Entrapta shrugs, “I forgave you for all that already.”  Catra wonders if she’s missing the point.  Just as Catra is opening her mouth to clarify, Entrapta says, “Social data collection is confusing and difficult, but it’s necessary for the trial process.  I’m just glad I’m not the one who has to interpret the findings.”

Catra feels herself relax into a small smile. 

“Anyway,” Entrapta continues.  “It’s likely to be much worse for you next week.”  

That’s…fair.  Catra feels her shoulders hunch and her tail wrap protectively around her ankles.  

Entrapta pauses in her work to look over her shoulder.  She doesn’t lift her mask again, but Catra can see her head tilt to one side.  “At least we’re allowed to keep our emotional support companions with us.”  Emily preens as Entrapta pats her.  Catra smiles.  “Anyway,” Entrapta continues, “after the disaster today, the jury agreed to let the princesses be questioned in a more private setting.  Also, King Micah says I’m allowed to send a proxy to tomorrow’s proceedings in my place.”  Entrapta taps Emily affectionately with the handle of her hex-driver, “That’s why I’m doing this upgrade.  Emily can transcribe the whole thing and I can read it back later.”

“Do you,” Catra says, “want company when you read it? Or would you rather be alone?”

Entrapta stops working, rolling the hex driver back and forth between her thumb and first two fingers.

“I don’t know,” she says at last, her voice quiet. “Is that the wrong answer?  This is the sort of thing I usually mess up.”

“What?” says Catra.  “No. There’s no...look, I’ll make sure I’m near my tracker pad all day tomorrow.  If you need anything: company, tiny food, whatever, you can call me.  If not, I’ll leave you alone. As Bow would say, ‘The right answer is the one that feels good to you.’”

“Bow’s a good friend,” Entrapta says.  “My data on him is very positive.”


“Your data is good too, you know.  I had to readjust everything after you sent me to Beast Island.” Catra cringes. “But it’s increased significantly since you rescued Glimmer.”  Entrapta pauses for a moment before lifting up her face-plate and smiling at Catra.  Her next words are slow and deliberate, and Catra has known her long enough to know that they’re just as true as everything else she’s said.  “You’re a good friend.”

Catra ducks her head as tears prick the corners of her eyes.  Entrapta replaces the face shield and picks up what looks like a tiny blow-torch.  

“You are too,” Catra says once she’s regained her voice.  Entrapta pauses in her work but doesn’t look away from it.  

“Fascinating,” she says.  “Every single person with a fully positive dataset has said that to me at least once.”  

There’s a moment of silence as they both process what this means.

“People are confusing,” Entrapta says at last.  “I’m confusing too; I know that. But there’s a distinct pattern here.  That data suggests some people it’s okay if we don’t always understand each other.
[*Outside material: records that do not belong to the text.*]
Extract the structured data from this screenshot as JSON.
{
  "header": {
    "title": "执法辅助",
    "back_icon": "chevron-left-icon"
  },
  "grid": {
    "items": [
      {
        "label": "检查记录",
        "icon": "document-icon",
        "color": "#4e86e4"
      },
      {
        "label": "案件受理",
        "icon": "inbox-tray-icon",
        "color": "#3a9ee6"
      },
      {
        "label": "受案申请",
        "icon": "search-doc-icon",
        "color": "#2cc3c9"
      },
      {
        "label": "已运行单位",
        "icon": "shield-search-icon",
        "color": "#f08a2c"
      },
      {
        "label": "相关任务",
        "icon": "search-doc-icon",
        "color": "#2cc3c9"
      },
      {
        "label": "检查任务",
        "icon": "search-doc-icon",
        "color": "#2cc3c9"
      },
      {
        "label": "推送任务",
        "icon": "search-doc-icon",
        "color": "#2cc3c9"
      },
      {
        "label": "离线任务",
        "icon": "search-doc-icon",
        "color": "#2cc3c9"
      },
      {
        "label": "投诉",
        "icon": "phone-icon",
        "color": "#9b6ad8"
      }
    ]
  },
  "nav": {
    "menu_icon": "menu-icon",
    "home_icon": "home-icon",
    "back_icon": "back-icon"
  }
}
And those are - it’s difficult to quantify these concepts, but the data suggests that these people are truer, better friends.  It also disproves my earlier hypothesis, which suggested that people were better friends to me when I could use tech to be useful to them.”

Catra doesn’t know how to respond.  Melog groans, their ears low. 

“I like this way better.”  Entrapta continues. “According to this model, when I mess things up, you and Bow and Adora and Glimmer and Scorpia and Wrong Hordak will all still like me. It’s more reliable and effective. doesn’t matter if the other princesses never like me for who I am, because what I have with all of you is quantifiably better.”

“Data never lies,” Catra says with a small smile.

“Exactly.”  With a satisfied nod, Entrapta returns to her work.  Catra stretches out on the floor, Melog sprawled next to her, and for the first time all day, a comfortable, peaceful silence settles around them.